* **DATA TO EXAMINE**

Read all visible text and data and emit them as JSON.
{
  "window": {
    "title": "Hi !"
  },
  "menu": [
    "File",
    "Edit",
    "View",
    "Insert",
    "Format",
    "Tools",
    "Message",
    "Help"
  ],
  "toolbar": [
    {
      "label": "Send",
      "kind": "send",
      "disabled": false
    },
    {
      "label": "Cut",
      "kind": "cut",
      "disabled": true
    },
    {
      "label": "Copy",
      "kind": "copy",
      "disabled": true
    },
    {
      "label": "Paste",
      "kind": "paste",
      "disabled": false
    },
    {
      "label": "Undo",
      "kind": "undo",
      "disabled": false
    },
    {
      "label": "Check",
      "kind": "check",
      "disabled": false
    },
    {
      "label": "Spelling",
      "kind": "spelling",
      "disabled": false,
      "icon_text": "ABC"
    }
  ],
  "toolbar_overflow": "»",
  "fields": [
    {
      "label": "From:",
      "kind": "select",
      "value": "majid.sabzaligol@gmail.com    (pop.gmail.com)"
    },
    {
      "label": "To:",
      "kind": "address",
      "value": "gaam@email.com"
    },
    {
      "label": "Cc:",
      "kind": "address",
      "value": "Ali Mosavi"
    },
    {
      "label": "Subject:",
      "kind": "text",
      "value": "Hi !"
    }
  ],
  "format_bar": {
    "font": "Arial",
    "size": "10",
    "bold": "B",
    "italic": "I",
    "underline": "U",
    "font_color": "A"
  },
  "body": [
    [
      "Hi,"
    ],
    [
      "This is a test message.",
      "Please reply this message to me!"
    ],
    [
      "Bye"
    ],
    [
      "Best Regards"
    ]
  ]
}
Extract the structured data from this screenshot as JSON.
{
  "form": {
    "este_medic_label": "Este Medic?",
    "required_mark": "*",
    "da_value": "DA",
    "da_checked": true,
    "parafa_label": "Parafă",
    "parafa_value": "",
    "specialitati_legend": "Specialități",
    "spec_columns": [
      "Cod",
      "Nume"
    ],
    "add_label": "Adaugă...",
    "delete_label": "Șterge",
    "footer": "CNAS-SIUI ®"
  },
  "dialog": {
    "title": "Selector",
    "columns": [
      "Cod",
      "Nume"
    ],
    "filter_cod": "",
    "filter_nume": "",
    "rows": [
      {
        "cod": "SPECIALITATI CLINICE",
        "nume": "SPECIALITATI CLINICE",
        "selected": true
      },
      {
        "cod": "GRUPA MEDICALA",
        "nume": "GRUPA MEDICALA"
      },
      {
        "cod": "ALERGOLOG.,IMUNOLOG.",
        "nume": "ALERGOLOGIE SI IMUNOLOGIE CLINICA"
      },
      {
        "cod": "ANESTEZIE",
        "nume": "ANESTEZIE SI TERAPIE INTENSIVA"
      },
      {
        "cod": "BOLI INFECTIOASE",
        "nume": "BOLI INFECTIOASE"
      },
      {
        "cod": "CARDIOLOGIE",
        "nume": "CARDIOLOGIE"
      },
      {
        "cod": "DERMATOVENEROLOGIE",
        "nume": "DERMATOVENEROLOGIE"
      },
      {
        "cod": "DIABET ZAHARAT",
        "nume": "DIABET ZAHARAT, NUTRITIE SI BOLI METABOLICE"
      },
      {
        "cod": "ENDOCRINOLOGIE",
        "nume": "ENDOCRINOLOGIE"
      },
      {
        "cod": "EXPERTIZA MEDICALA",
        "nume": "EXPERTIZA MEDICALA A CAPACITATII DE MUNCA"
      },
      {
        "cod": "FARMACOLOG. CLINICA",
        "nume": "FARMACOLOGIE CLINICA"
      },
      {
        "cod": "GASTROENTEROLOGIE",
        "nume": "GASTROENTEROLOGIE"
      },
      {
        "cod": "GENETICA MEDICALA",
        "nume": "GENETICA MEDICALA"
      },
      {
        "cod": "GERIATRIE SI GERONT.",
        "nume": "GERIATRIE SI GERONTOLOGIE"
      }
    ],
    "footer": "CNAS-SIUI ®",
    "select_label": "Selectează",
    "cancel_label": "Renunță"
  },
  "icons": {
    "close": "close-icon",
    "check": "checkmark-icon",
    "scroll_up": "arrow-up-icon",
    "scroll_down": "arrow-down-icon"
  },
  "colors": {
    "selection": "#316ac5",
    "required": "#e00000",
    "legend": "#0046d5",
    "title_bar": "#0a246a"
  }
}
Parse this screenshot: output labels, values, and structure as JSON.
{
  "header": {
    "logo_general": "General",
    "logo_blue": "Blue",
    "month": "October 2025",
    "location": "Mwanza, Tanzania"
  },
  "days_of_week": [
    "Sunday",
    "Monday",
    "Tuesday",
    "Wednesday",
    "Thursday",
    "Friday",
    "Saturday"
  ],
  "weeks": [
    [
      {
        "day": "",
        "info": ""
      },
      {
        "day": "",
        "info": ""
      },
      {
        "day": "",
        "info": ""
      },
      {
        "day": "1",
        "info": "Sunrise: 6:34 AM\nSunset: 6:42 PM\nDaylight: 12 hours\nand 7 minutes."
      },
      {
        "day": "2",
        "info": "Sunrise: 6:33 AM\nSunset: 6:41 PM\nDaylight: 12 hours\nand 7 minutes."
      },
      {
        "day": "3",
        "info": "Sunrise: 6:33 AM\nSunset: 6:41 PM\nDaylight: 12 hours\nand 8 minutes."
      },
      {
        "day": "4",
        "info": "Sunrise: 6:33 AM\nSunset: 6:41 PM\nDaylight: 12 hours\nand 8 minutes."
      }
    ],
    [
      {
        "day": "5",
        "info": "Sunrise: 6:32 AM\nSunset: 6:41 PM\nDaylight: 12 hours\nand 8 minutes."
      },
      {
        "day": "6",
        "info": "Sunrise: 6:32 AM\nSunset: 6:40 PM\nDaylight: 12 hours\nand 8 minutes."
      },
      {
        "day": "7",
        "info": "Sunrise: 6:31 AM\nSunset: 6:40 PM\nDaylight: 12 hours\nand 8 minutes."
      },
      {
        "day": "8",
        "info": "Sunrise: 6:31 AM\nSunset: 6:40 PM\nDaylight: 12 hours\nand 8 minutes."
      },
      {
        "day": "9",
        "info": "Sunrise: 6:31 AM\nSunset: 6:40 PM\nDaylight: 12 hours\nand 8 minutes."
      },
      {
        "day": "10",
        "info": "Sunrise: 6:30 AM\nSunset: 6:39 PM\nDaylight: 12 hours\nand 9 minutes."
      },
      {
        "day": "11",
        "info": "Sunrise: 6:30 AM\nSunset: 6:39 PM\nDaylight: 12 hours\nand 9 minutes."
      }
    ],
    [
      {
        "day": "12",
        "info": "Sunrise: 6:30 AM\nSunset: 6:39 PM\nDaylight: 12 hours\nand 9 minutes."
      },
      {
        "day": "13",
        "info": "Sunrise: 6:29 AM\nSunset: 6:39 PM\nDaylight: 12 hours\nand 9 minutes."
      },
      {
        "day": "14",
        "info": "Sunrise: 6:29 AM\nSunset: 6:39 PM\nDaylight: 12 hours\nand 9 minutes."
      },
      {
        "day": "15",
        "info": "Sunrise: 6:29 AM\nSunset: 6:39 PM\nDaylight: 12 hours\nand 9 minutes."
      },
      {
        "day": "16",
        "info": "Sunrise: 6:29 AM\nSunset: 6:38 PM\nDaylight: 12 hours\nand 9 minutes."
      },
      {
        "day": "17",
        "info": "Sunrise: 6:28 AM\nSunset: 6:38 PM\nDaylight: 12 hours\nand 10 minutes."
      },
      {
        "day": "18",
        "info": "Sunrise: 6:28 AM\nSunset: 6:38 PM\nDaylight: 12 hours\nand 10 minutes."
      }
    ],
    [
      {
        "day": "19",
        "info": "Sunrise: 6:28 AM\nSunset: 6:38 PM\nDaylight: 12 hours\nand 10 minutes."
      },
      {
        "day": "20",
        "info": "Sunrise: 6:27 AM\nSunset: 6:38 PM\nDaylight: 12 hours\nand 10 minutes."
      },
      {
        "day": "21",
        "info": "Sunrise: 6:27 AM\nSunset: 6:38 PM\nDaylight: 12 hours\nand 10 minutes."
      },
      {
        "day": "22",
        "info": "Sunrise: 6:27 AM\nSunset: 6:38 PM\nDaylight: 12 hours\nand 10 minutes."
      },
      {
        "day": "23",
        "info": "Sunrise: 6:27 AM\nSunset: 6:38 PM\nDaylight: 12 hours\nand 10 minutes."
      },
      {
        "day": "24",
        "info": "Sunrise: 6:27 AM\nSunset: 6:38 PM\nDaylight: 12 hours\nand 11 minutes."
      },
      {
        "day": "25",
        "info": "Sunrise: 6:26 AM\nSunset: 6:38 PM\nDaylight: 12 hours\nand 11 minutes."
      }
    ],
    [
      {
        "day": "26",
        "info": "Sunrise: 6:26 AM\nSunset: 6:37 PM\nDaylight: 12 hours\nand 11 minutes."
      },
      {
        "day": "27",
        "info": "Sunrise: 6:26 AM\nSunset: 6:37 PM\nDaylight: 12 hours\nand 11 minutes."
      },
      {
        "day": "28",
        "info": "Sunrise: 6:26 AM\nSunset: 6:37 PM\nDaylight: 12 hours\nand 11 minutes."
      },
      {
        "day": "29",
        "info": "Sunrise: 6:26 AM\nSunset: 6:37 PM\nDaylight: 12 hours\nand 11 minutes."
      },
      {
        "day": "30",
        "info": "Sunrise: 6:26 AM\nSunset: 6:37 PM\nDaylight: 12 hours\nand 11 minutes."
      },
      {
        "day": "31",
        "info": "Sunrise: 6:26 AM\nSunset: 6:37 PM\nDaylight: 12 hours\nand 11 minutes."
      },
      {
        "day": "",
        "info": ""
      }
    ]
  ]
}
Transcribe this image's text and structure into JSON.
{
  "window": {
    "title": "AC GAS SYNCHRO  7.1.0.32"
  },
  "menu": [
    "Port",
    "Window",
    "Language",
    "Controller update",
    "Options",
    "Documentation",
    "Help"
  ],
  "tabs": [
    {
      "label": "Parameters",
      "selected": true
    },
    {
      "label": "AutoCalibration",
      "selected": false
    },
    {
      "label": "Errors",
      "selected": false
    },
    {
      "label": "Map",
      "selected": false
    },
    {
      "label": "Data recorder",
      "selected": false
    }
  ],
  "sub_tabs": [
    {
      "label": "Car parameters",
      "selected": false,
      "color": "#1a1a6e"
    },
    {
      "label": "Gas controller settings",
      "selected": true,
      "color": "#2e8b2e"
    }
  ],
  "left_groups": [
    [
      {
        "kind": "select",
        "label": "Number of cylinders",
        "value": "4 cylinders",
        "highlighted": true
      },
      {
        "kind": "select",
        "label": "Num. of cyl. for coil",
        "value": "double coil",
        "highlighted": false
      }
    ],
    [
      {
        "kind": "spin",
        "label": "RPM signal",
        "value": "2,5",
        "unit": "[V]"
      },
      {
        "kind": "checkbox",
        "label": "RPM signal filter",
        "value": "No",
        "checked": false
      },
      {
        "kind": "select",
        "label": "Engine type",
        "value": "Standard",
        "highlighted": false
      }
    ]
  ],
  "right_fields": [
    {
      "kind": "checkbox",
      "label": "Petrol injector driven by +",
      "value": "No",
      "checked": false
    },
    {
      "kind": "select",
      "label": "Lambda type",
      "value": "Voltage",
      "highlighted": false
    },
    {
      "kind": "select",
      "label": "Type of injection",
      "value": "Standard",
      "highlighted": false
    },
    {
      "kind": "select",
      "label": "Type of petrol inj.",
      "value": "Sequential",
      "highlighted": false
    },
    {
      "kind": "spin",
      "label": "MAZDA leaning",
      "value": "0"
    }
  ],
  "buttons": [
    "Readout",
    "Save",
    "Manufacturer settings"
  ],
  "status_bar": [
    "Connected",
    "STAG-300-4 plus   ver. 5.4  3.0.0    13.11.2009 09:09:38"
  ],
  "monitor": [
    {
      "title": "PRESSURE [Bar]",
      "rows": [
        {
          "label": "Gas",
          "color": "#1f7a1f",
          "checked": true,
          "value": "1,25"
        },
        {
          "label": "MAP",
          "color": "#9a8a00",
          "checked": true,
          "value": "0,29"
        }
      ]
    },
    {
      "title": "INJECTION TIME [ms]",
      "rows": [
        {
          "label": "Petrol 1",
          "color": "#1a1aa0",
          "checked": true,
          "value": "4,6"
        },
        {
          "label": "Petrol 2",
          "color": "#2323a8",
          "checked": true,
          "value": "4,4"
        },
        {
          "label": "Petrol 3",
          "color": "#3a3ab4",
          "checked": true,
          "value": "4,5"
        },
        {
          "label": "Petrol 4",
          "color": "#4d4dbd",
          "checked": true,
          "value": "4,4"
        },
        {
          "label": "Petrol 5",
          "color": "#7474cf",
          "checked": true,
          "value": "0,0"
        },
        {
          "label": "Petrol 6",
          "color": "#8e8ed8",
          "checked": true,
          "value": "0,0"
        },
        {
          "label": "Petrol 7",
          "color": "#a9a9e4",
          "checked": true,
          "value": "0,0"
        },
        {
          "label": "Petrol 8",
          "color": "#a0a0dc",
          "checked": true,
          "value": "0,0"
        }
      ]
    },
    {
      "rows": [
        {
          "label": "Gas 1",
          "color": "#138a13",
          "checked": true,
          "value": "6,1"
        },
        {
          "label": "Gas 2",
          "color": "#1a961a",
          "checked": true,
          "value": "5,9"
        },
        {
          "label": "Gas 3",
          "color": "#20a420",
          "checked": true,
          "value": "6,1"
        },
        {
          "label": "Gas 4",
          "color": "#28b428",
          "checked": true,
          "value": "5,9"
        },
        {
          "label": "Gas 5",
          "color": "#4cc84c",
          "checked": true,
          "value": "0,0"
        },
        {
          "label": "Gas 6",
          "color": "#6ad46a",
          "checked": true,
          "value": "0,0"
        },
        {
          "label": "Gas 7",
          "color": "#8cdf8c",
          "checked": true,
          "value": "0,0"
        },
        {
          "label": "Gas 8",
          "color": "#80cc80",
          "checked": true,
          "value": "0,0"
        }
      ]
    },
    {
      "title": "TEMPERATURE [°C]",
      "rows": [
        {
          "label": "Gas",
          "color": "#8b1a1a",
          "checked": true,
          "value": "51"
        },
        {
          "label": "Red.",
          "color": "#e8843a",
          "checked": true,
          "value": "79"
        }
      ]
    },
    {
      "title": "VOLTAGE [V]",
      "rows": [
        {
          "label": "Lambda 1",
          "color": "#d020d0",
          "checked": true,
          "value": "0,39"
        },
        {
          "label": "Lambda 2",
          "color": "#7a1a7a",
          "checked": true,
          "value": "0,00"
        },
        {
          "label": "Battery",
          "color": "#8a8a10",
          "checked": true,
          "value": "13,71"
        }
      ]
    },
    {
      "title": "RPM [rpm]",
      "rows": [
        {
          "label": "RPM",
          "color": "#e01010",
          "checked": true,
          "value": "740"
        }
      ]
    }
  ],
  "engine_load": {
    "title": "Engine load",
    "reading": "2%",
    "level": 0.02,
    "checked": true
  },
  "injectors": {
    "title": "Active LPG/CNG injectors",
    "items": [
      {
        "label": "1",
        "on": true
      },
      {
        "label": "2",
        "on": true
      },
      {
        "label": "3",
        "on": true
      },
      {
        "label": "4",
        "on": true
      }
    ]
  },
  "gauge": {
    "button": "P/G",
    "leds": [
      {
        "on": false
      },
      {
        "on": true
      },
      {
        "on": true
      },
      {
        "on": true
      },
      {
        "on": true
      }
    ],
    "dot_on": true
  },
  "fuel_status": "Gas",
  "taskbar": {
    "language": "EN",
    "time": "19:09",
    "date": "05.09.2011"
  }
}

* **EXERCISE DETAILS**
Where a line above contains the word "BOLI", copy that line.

* **TASK SOLUTION**
        "cod": "BOLI INFECTIOASE",
        "nume": "BOLI INFECTIOASE"
        "nume": "DIABET ZAHARAT, NUTRITIE SI BOLI METABOLICE"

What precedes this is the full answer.